Being that knowledge people are some of your company’s best resources, their time is at a premium. That doesn’t mean “forget it,” it means your team needs to make their blogging involvement painless. To get blog ideas from knowledge workers, bring structure to the creative process. Instead of a blank slate, give parameters or even pitch ideas to see what they think.

Figuring out which blog topics to write about.

Figuring out which blog topics to write about

Now that you understand how to involve these unique people in the blog planning process, how do you figure out which blog topics to write about? It’s a fine balance of creating content that supports company objectives and serves your audience.

Yet again, your content marketing team should not be trying to figure out the answers to the questions below on their own. They can lean on the aforementioned creative people, data people, and knowledge people for input and ideas.

What are the focus areas?

Focus areas should be looked at quarterly as you are figuring out blog topics. These are areas of the business that the blog should support. Maybe a new product feature needs awareness, so your team creates a video blog. Or, a program is going well and you want to keep the momentum going. Focus areas are closely tied to business needs, so these blog topics help drive interest while, of course, educating and helping your audience.

What are the themes?

Themes relate back to cultural initiatives already happening in the organization. A theme might be “collaboration” and all blog topics will align with that theme. Sometimes themes can be found in important meetings, like a SKO (sales kick-off) where the theme from that annual meeting is “focus.” Great themes are all around us, so again, it helps to unearth current initiatives in other departments or at the organizational level.

Where are the gaps?

When we think of filling gaps with blog content, we think content audits. Content audits are a tried-and-true way of identifying gaps and coming up with blog topics that cover any personas, buyer stages, or areas of the business you’ve been forgetting. But, also work with your non-marketers to understand where they feel there are gaps with blog content.

  • Does sales wish there were more blogs about X that they could share with prospects?
  • Did your competitor cover a relevant blog topic that you’re missing out on?
  • Does customer success repeat explanations by email that would make great blog topics?

Where are the star performers?

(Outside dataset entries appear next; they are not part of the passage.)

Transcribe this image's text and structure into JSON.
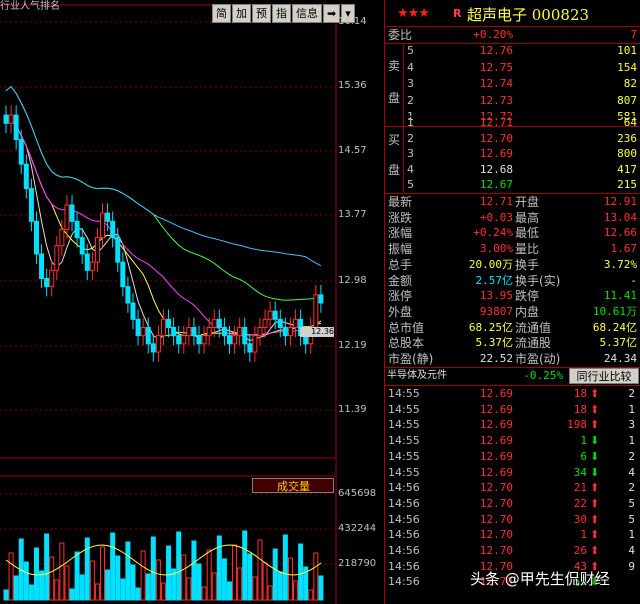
{
  "chart": {
    "title_clip": "行业人气排名",
    "price_axis": [
      "16.14",
      "15.36",
      "14.57",
      "13.77",
      "12.98",
      "12.19",
      "11.39"
    ],
    "current_marker": "12.36",
    "vol_axis": [
      "645698",
      "432244",
      "218790"
    ],
    "vol_header": "成交量",
    "toolbar": [
      "简",
      "加",
      "预",
      "指",
      "信息",
      "➡",
      "▾"
    ]
  },
  "quote": {
    "stars": "★★★",
    "flag": "R",
    "name": "超声电子 000823",
    "weibi_label": "委比",
    "weibi_pct": "+0.20%",
    "weibi_diff": "7",
    "sell_side_label": [
      "卖",
      "盘"
    ],
    "buy_side_label": [
      "买",
      "盘"
    ],
    "asks": [
      {
        "lvl": "5",
        "price": "12.76",
        "vol": "101"
      },
      {
        "lvl": "4",
        "price": "12.75",
        "vol": "154"
      },
      {
        "lvl": "3",
        "price": "12.74",
        "vol": "82"
      },
      {
        "lvl": "2",
        "price": "12.73",
        "vol": "807"
      },
      {
        "lvl": "1",
        "price": "12.72",
        "vol": "581"
      }
    ],
    "bids": [
      {
        "lvl": "1",
        "price": "12.71",
        "vol": "64"
      },
      {
        "lvl": "2",
        "price": "12.70",
        "vol": "236"
      },
      {
        "lvl": "3",
        "price": "12.69",
        "vol": "800"
      },
      {
        "lvl": "4",
        "price": "12.68",
        "vol": "417"
      },
      {
        "lvl": "5",
        "price": "12.67",
        "vol": "215"
      }
    ],
    "stats": [
      {
        "l": "最新",
        "v": "12.71",
        "vc": "red",
        "l2": "开盘",
        "v2": "12.91",
        "v2c": "red"
      },
      {
        "l": "涨跌",
        "v": "+0.03",
        "vc": "red",
        "l2": "最高",
        "v2": "13.04",
        "v2c": "red"
      },
      {
        "l": "涨幅",
        "v": "+0.24%",
        "vc": "red",
        "l2": "最低",
        "v2": "12.66",
        "v2c": "red"
      },
      {
        "l": "振幅",
        "v": "3.00%",
        "vc": "red",
        "l2": "量比",
        "v2": "1.67",
        "v2c": "red"
      },
      {
        "l": "总手",
        "v": "20.00万",
        "vc": "yellow",
        "l2": "换手",
        "v2": "3.72%",
        "v2c": "yellow"
      },
      {
        "l": "金额",
        "v": "2.57亿",
        "vc": "cyan",
        "l2": "换手(实)",
        "v2": "-",
        "v2c": "white"
      },
      {
        "l": "涨停",
        "v": "13.95",
        "vc": "red",
        "l2": "跌停",
        "v2": "11.41",
        "v2c": "green"
      },
      {
        "l": "外盘",
        "v": "93807",
        "vc": "red",
        "l2": "内盘",
        "v2": "10.61万",
        "v2c": "green"
      },
      {
        "l": "总市值",
        "v": "68.25亿",
        "vc": "yellow",
        "l2": "流通值",
        "v2": "68.24亿",
        "v2c": "yellow"
      },
      {
        "l": "总股本",
        "v": "5.37亿",
        "vc": "yellow",
        "l2": "流通股",
        "v2": "5.37亿",
        "v2c": "yellow"
      },
      {
        "l": "市盈(静)",
        "v": "22.52",
        "vc": "white",
        "l2": "市盈(动)",
        "v2": "24.34",
        "v2c": "white"
      }
    ],
    "sector_name": "半导体及元件",
    "sector_change": "-0.25%",
    "compare_button": "同行业比较"
  },
  "ticks": [
    {
      "t": "14:55",
      "p": "12.69",
      "v": "18",
      "dir": "up",
      "n": "2"
    },
    {
      "t": "14:55",
      "p": "12.69",
      "v": "18",
      "dir": "up",
      "n": "1"
    },
    {
      "t": "14:55",
      "p": "12.69",
      "v": "198",
      "dir": "up",
      "n": "3"
    },
    {
      "t": "14:55",
      "p": "12.69",
      "v": "1",
      "dir": "down",
      "n": "1"
    },
    {
      "t": "14:55",
      "p": "12.69",
      "v": "6",
      "dir": "down",
      "n": "2"
    },
    {
      "t": "14:55",
      "p": "12.69",
      "v": "34",
      "dir": "down",
      "n": "4"
    },
    {
      "t": "14:56",
      "p": "12.70",
      "v": "21",
      "dir": "up",
      "n": "2"
    },
    {
      "t": "14:56",
      "p": "12.70",
      "v": "22",
      "dir": "up",
      "n": "5"
    },
    {
      "t": "14:56",
      "p": "12.70",
      "v": "30",
      "dir": "up",
      "n": "5"
    },
    {
      "t": "14:56",
      "p": "12.70",
      "v": "1",
      "dir": "up",
      "n": "1"
    },
    {
      "t": "14:56",
      "p": "12.70",
      "v": "26",
      "dir": "up",
      "n": "4"
    },
    {
      "t": "14:56",
      "p": "12.70",
      "v": "43",
      "dir": "up",
      "n": "9"
    },
    {
      "t": "14:56",
      "p": "12.70",
      "v": "51",
      "dir": "down",
      "n": ""
    }
  ],
  "watermark": "头条 @甲先生侃财经",
  "colors": {
    "up": "#ff3030",
    "down": "#00e000",
    "accent": "#ffff40",
    "grid": "#a00000"
  }
}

Data is always there to ground us in a seemingly infinite sea of blog topic ideas. You have star performers on your blog that are killing it with traffic and/or search rankings… keep doing that. Rather than always cooking up new blog topics, your team expands upon the high-performers — covering different angles, taking deeper dives, and interlinking for SEO brownie points.

Coming up with blog topics should take a fair amount of discovery time and it shouldn’t happen in silos. Plan your blog content by including others. By joining forces, individuals at your organization will feel more aligned, heard, and empowered. This greater team connection will show up on the company blog as well, building that same feeling of connectivity with your audience.